- [Records supplied]:
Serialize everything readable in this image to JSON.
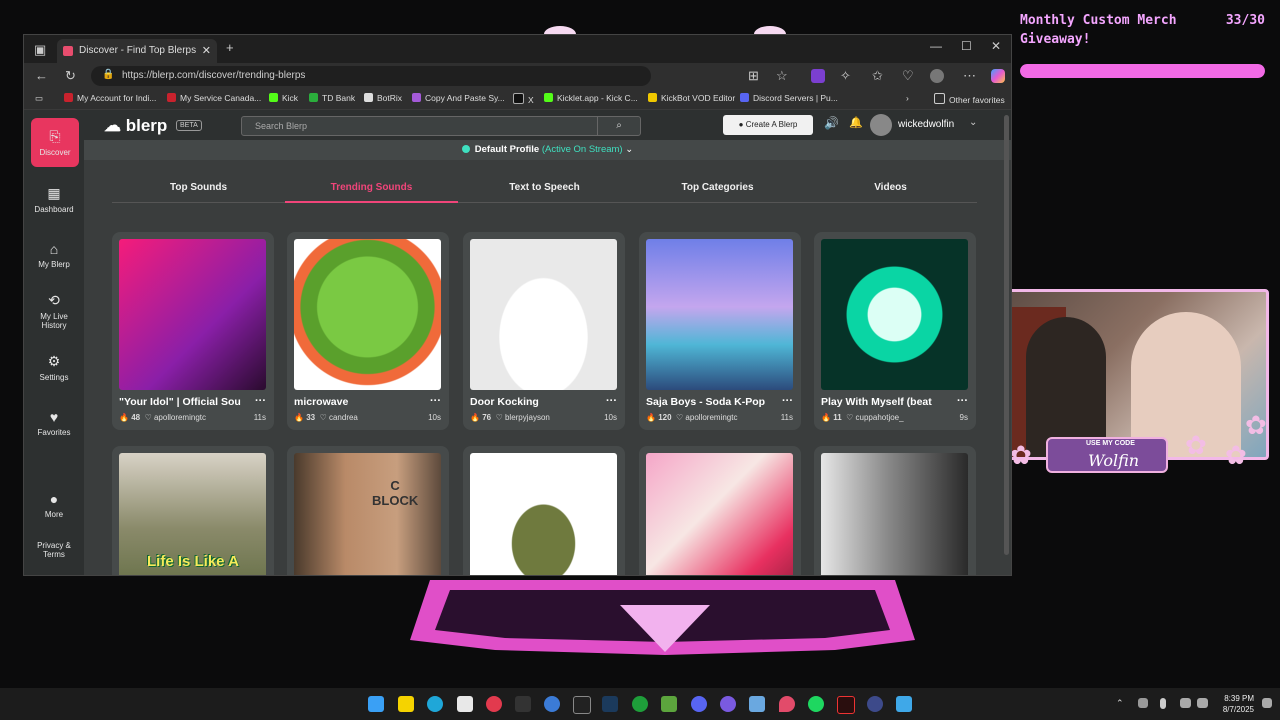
{
  "overlay": {
    "giveaway_line1": "Monthly Custom Merch",
    "giveaway_line2": "Giveaway!",
    "giveaway_count": "33/30",
    "giveaway_progress": 1.0,
    "code_label": "USE MY CODE",
    "code_value": "Wolfin"
  },
  "browser": {
    "tab_title": "Discover - Find Top Blerps, Stream",
    "url": "https://blerp.com/discover/trending-blerps",
    "bookmarks": [
      {
        "label": "My Account for Indi..."
      },
      {
        "label": "My Service Canada..."
      },
      {
        "label": "Kick"
      },
      {
        "label": "TD Bank"
      },
      {
        "label": "BotRix"
      },
      {
        "label": "Copy And Paste Sy..."
      },
      {
        "label": "X"
      },
      {
        "label": "Kicklet.app - Kick C..."
      },
      {
        "label": "KickBot VOD Editor"
      },
      {
        "label": "Discord Servers | Pu..."
      }
    ],
    "other_favorites": "Other favorites"
  },
  "sidebar": {
    "items": [
      {
        "label": "Discover"
      },
      {
        "label": "Dashboard"
      },
      {
        "label": "My Blerp"
      },
      {
        "label": "My Live History"
      },
      {
        "label": "Settings"
      },
      {
        "label": "Favorites"
      },
      {
        "label": "More"
      },
      {
        "label": "Privacy & Terms"
      }
    ]
  },
  "header": {
    "logo": "blerp",
    "beta": "BETA",
    "search_placeholder": "Search Blerp",
    "create_button": "Create A Blerp",
    "username": "wickedwolfin"
  },
  "profile": {
    "name": "Default Profile",
    "status": "(Active On Stream)"
  },
  "tabs": [
    "Top Sounds",
    "Trending Sounds",
    "Text to Speech",
    "Top Categories",
    "Videos"
  ],
  "cards": [
    {
      "title": "\"Your Idol\" | Official Sou",
      "count": "48",
      "user": "apolloremingtc",
      "duration": "11s"
    },
    {
      "title": "microwave",
      "count": "33",
      "user": "candrea",
      "duration": "10s"
    },
    {
      "title": "Door Kocking",
      "count": "76",
      "user": "blerpyjayson",
      "duration": "10s"
    },
    {
      "title": "Saja Boys - Soda K-Pop",
      "count": "120",
      "user": "apolloremingtc",
      "duration": "11s"
    },
    {
      "title": "Play With Myself (beat",
      "count": "11",
      "user": "cuppahotjoe_",
      "duration": "9s"
    }
  ],
  "row2_caption": "Life Is Like A",
  "row2_block": "C\nBLOCK",
  "taskbar": {
    "time": "8:39 PM",
    "date": "8/7/2025"
  }
}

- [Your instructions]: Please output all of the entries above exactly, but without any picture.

- [Worked solution]:
Serialize everything readable in this image to JSON.
{
  "overlay": {
    "giveaway_line1": "Monthly Custom Merch",
    "giveaway_line2": "Giveaway!",
    "giveaway_count": "33/30",
    "giveaway_progress": 1.0,
    "code_label": "USE MY CODE",
    "code_value": "Wolfin"
  },
  "browser": {
    "tab_title": "Discover - Find Top Blerps, Stream",
    "url": "https://blerp.com/discover/trending-blerps",
    "bookmarks": [
      {
        "label": "My Account for Indi..."
      },
      {
        "label": "My Service Canada..."
      },
      {
        "label": "Kick"
      },
      {
        "label": "TD Bank"
      },
      {
        "label": "BotRix"
      },
      {
        "label": "Copy And Paste Sy..."
      },
      {
        "label": "X"
      },
      {
        "label": "Kicklet.app - Kick C..."
      },
      {
        "label": "KickBot VOD Editor"
      },
      {
        "label": "Discord Servers | Pu..."
      }
    ],
    "other_favorites": "Other favorites"
  },
  "sidebar": {
    "items": [
      {
        "label": "Discover"
      },
      {
        "label": "Dashboard"
      },
      {
        "label": "My Blerp"
      },
      {
        "label": "My Live History"
      },
      {
        "label": "Settings"
      },
      {
        "label": "Favorites"
      },
      {
        "label": "More"
      },
      {
        "label": "Privacy & Terms"
      }
    ]
  },
  "header": {
    "logo": "blerp",
    "beta": "BETA",
    "search_placeholder": "Search Blerp",
    "create_button": "Create A Blerp",
    "username": "wickedwolfin"
  },
  "profile": {
    "name": "Default Profile",
    "status": "(Active On Stream)"
  },
  "tabs": [
    "Top Sounds",
    "Trending Sounds",
    "Text to Speech",
    "Top Categories",
    "Videos"
  ],
  "cards": [
    {
      "title": "\"Your Idol\" | Official Sou",
      "count": "48",
      "user": "apolloremingtc",
      "duration": "11s"
    },
    {
      "title": "microwave",
      "count": "33",
      "user": "candrea",
      "duration": "10s"
    },
    {
      "title": "Door Kocking",
      "count": "76",
      "user": "blerpyjayson",
      "duration": "10s"
    },
    {
      "title": "Saja Boys - Soda K-Pop",
      "count": "120",
      "user": "apolloremingtc",
      "duration": "11s"
    },
    {
      "title": "Play With Myself (beat",
      "count": "11",
      "user": "cuppahotjoe_",
      "duration": "9s"
    }
  ],
  "row2_caption": "Life Is Like A",
  "row2_block": "C\nBLOCK",
  "taskbar": {
    "time": "8:39 PM",
    "date": "8/7/2025"
  }
}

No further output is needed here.